Sometimes I write in response to a question I’ve been asked. Sometimes I write to explore an idea. And sometimes I write what I need to read. Today would be the latter.
If you’ve read any of my recent monthly reports or listened to the last few podcasts, you know I’m really struggling with food. The old habits that took me to over 200 lbs. are roaring back. The difference is that I see it coming now; it’s no longer hidden. Although I haven’t had the courage to officially get back on the scale, I know I’m carrying an extra 10-15 lbs. over where I’ve maintained for the last few years.
I also know it’s the stress. Several of my projects are peaking in intensity at the same time. I’ve subtracted all that I can, and my days are still full from 5am to 9pm. So I’ve decided that I need to learn to make better decisions under these conditions. If you can relate, perhaps this will be useful for you too.
Step 1: Define success.
Over years of research and experimenting, I know my body thrives when I eat paleo. My goal is to eat strict paleo 6 days per week, meaning no grains, dairy, potatoes, or corn. On the 7th day (usually Saturday), I can give on anything but the grains. I simply can’t eat wheat flour in any form. It makes me sluggish and sick for several days afterwards.
By eating this way, I’ll feel healthy and energized. I’ll sleep better. My joints won’t ache, and I won’t have headaches. And I’ll easily maintain a healthy weight.
Step 2: Identify the obstacles or challenges.
My primary nemesis has a name: Decision Fatigue. I talked about him on the last podcast. He causes me to make very poor decisions when my brain is tired. (I quickly default to nachos.) This happens at the end of the day or during an intense project. It’s become worse since I quit drinking Monster Rehab. That at least provided some glucose and probably had some appetite suppressants in it as well, but I’m still pleased with that decision.
Also, I struggle with wanting to fit in, and sharing meals is a way to do that. Deep down, I know I can’t be normal. (And you can’t be either.) But that’s hard to fight three times a day. Sometimes I give in and go with the flow.
And, eating is one of my major forms of entertainment or relaxation. I’ve linked winding down for the day with going out for a meal. Sometimes, I don’t know what else to do. I don’t drink alcohol or coffee. I don’t shop. I don’t watch network television, and movie theaters are overwhelming. I’m too tired to read, and I want to get out of anything that feels like an office. But I’m an introvert, so crowds are daunting. I also go to bed early. Restaurants have become my default option, and they don’t lend themselves to eating paleo.
Yikes. I can’t believe I actually wrote all that down. I think I feel better already. (But I’d better hit post in the next few minutes before I chicken out.) Now, I’ve at least been honest with myself about why I struggle. It’s much deeper than the food.

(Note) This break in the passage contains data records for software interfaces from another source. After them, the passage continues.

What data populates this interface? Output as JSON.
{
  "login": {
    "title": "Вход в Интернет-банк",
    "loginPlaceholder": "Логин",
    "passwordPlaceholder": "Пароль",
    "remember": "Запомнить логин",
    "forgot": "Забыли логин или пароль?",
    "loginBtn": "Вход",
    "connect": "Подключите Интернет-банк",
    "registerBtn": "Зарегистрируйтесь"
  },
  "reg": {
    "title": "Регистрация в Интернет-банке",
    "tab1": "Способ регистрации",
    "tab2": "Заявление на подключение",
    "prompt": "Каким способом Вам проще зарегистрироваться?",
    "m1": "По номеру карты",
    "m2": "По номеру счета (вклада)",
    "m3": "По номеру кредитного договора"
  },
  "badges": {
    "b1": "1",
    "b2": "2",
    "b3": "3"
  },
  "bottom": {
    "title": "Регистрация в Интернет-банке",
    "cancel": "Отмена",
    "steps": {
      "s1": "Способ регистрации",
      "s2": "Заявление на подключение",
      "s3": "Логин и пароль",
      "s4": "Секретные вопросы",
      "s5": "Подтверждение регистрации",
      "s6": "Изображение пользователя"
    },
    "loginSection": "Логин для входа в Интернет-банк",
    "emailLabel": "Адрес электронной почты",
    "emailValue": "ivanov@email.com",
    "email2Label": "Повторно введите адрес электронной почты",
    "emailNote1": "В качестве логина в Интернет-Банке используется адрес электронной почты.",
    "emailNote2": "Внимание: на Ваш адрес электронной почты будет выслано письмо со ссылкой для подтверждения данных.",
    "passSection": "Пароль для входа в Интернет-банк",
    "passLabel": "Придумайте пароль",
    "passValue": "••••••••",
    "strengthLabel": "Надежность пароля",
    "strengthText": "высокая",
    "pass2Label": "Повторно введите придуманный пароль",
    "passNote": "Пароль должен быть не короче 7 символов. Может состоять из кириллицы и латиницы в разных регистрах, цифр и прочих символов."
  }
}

Step 3: Implement strategies to overcome them.
If one of you could open a restaurant in Corpus Christi that feels like a coffee shop but serves paleo food, that would do the trick!
Short of that, I’ll need to address this on two fronts: 1) reduce the number of food decisions I make when I’m tired and 2) find another way to unwind.
For the first strategy, I need to simplify and pre-decide. For breakfast, I’m having my green juice. For lunch, I’ll have a MyFit or a salad/lettuce wrap (if I need to eat out). For dinner, I still need a plan that works for my family as well. When we stay home, I tend to stay on track. But we’re all busy, so we’re eating out a lot. And, they don’t want to eat paleo, so I’m frequently staring across the table at foods I know I shouldn’t eat.
By the end of the month, I’m going to make a list of all the restaurants we frequent and the paleo meal options they offer. Then when we go out, I’ll develop a habit of checking my list to see what I’ve already decided I’ll order. I won’t have to decide when I’m tired, so my brain will be happy with that.
The second area is a bit trickier, but I think I can make progress with a similar strategy. I can make a list of alternate ways to unwind that fit within my values and preferences. I can already think of a few: watching inspiring Netflix documentaries, walking outside with our dog, jogging on the bayfront, or reading fiction. For some categories, I could even go ahead and fill the queue with interesting documentaries and actual books.
Just making these lists is a tiny step, but I’m betting that each tiny positive choice will snowball, and I’ll eventually have my momentum back.
What do you think? Is this enough?
Have you ever tackled these challenges? What worked for you?
Photo: the infamous Brisket Nachos at Beaches, in Port Aransas, Texas